_WHAT YOU SHOULD DO_. The expected response is a copy of every line in the entries below that includes the word "folder".
(DATA)
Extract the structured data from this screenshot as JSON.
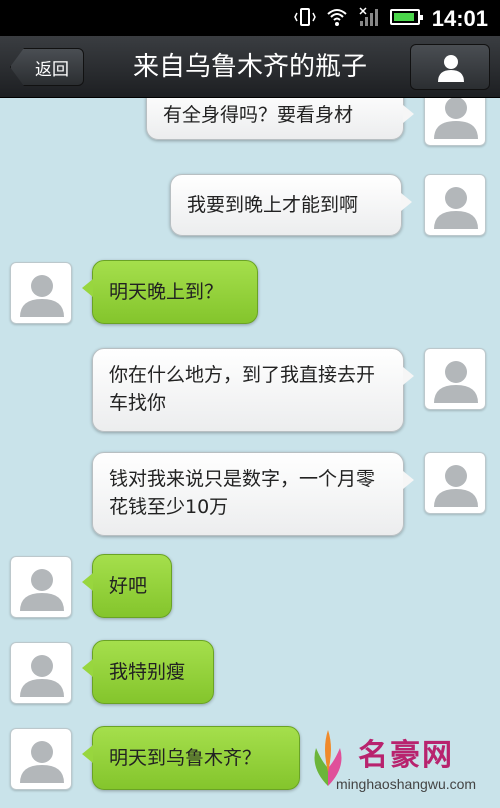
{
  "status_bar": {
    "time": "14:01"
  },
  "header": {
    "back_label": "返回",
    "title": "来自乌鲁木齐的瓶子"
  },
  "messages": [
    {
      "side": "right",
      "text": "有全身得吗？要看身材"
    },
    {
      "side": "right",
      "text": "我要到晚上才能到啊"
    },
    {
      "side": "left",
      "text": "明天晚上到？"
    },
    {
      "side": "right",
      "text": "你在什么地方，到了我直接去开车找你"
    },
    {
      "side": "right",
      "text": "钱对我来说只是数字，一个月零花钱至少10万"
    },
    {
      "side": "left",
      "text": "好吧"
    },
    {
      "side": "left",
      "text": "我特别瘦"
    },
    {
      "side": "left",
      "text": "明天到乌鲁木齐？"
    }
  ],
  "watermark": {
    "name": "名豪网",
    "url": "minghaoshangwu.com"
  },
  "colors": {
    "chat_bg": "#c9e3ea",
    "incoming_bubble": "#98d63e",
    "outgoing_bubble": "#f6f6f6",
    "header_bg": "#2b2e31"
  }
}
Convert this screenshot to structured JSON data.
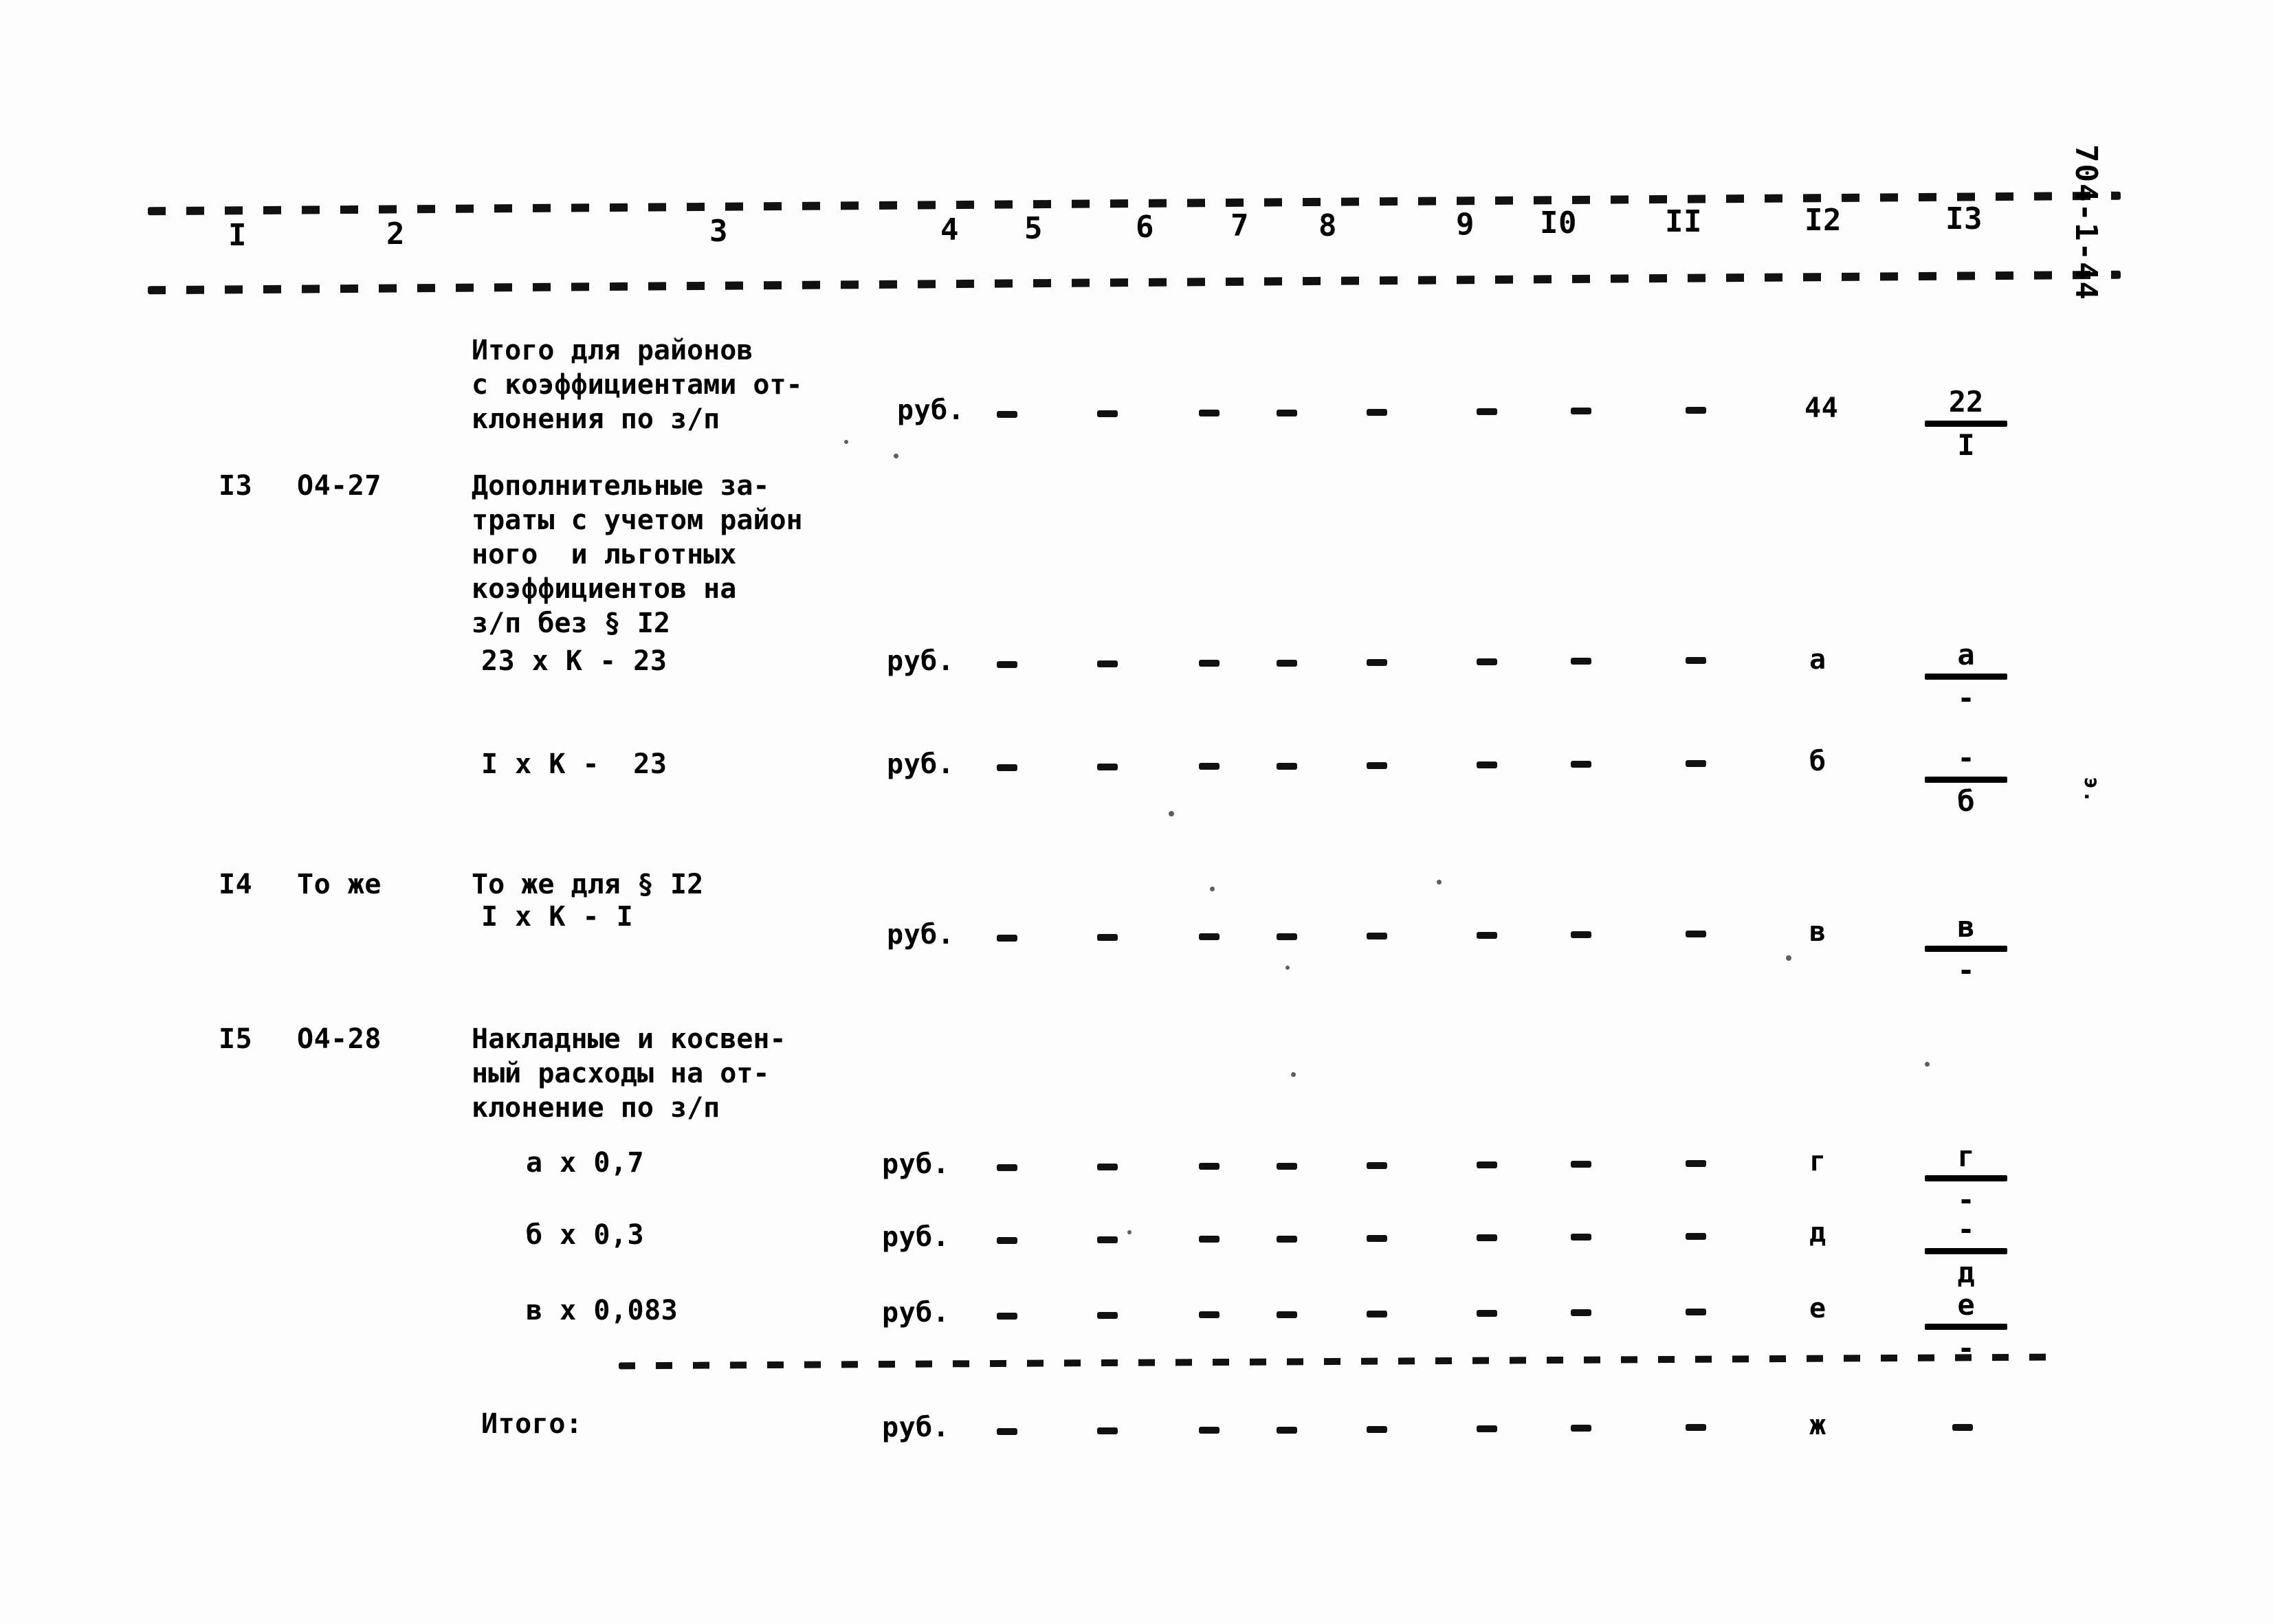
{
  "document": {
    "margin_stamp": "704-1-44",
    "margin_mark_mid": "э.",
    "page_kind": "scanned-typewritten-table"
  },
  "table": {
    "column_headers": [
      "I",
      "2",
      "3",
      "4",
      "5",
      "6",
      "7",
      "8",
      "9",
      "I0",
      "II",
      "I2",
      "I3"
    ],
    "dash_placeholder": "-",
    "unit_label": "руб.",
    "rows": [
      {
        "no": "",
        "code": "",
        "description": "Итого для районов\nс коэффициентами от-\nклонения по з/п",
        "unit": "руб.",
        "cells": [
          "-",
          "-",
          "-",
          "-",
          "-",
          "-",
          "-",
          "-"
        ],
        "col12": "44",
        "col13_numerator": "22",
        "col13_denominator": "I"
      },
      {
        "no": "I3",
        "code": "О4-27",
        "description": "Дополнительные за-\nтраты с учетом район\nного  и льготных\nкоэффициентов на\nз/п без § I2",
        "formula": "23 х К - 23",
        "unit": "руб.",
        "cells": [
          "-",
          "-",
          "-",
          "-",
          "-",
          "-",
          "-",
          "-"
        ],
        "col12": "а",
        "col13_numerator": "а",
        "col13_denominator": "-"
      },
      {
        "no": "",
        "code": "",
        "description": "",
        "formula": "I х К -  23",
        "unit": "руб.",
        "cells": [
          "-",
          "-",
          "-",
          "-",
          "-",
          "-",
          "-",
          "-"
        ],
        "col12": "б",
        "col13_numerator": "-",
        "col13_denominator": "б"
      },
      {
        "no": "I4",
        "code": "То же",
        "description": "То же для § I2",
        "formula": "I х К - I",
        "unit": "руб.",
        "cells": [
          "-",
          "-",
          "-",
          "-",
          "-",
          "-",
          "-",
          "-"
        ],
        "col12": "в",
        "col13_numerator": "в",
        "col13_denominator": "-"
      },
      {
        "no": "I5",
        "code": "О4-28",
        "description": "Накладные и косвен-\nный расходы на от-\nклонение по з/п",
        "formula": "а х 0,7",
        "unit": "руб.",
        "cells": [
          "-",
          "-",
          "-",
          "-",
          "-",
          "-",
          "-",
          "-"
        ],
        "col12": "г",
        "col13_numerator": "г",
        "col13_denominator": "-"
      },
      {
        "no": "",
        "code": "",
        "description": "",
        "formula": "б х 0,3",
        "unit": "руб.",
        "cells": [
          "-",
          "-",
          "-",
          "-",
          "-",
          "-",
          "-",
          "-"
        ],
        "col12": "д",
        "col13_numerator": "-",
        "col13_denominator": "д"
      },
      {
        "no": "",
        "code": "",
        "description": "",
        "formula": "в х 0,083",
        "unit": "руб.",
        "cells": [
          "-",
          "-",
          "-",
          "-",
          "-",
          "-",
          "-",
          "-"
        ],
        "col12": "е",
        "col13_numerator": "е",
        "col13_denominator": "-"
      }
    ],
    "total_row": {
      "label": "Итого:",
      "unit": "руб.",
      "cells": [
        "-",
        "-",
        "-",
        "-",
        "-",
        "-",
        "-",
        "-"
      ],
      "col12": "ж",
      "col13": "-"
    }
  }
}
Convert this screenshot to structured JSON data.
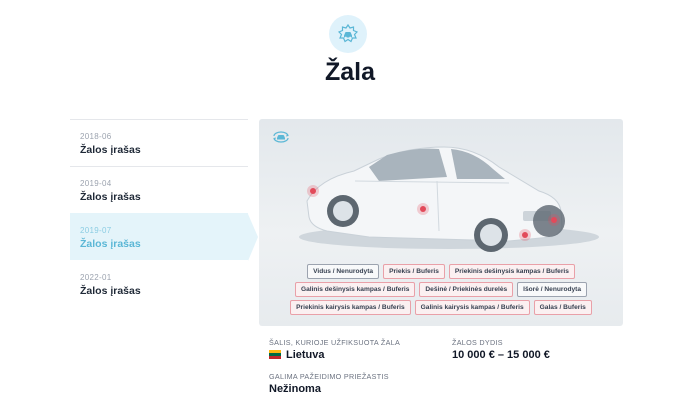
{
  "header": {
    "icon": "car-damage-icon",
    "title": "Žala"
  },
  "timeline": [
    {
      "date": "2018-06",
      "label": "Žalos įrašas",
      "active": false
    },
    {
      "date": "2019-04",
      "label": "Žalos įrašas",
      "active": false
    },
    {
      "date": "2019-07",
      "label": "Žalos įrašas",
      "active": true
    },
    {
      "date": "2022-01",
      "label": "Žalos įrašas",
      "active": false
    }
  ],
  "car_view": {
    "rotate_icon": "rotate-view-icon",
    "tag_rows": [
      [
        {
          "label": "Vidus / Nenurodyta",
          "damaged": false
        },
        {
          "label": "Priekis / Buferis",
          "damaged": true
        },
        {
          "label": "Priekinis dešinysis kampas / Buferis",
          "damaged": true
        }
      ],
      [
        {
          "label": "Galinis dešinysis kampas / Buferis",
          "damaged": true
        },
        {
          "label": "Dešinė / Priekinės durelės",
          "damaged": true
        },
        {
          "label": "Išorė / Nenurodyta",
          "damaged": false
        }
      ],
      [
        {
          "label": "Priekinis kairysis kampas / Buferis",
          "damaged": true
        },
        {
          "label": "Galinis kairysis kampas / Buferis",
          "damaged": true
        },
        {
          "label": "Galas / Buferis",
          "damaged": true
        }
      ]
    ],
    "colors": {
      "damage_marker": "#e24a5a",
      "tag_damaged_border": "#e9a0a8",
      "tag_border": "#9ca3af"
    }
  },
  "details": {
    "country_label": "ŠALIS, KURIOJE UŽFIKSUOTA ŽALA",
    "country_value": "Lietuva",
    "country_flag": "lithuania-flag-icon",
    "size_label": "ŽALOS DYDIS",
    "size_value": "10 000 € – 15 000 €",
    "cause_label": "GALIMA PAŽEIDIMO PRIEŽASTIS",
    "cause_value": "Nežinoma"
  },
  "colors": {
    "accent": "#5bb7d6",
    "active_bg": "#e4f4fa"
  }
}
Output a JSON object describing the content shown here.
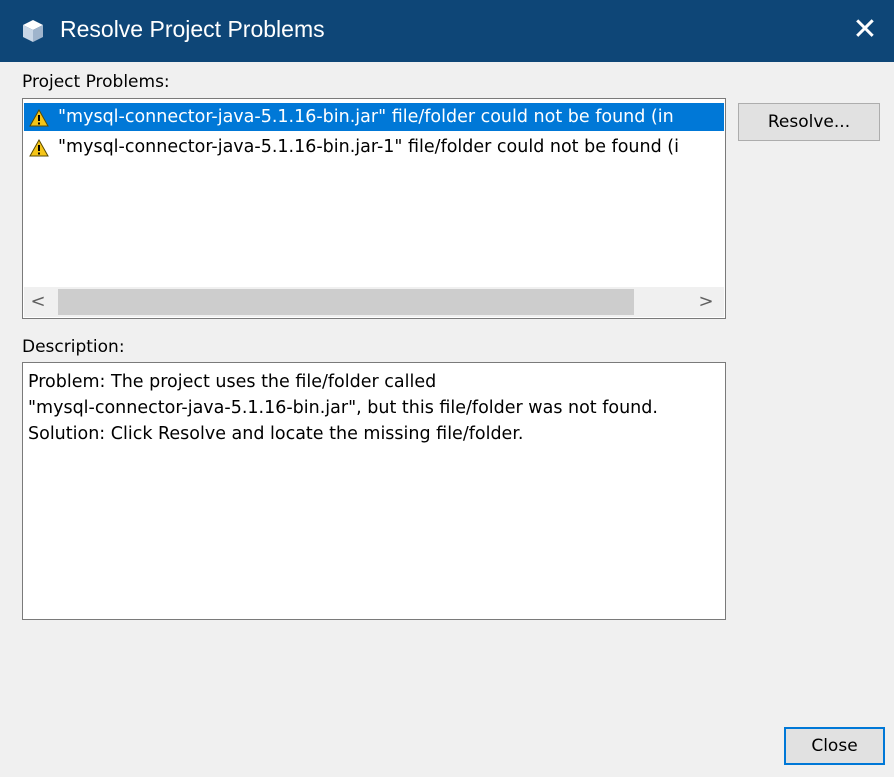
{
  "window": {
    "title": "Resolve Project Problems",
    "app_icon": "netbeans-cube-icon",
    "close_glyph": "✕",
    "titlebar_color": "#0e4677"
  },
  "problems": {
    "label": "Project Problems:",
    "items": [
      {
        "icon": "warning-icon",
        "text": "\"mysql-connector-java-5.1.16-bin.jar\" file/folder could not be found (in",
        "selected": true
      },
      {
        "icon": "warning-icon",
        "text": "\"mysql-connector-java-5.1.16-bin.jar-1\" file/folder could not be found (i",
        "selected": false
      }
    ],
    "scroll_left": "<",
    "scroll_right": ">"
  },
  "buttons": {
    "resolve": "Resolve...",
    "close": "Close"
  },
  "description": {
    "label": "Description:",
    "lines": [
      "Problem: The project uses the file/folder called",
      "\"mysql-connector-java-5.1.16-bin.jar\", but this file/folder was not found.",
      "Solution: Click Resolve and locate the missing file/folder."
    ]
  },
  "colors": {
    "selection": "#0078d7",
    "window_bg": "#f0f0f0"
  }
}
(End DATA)
_SOLUTION FOR THIS TASK_.
        "text": "\"mysql-connector-java-5.1.16-bin.jar\" file/folder could not be found (in",
        "text": "\"mysql-connector-java-5.1.16-bin.jar-1\" file/folder could not be found (i",
      "Problem: The project uses the file/folder called",
      "\"mysql-connector-java-5.1.16-bin.jar\", but this file/folder was not found.",
      "Solution: Click Resolve and locate the missing file/folder."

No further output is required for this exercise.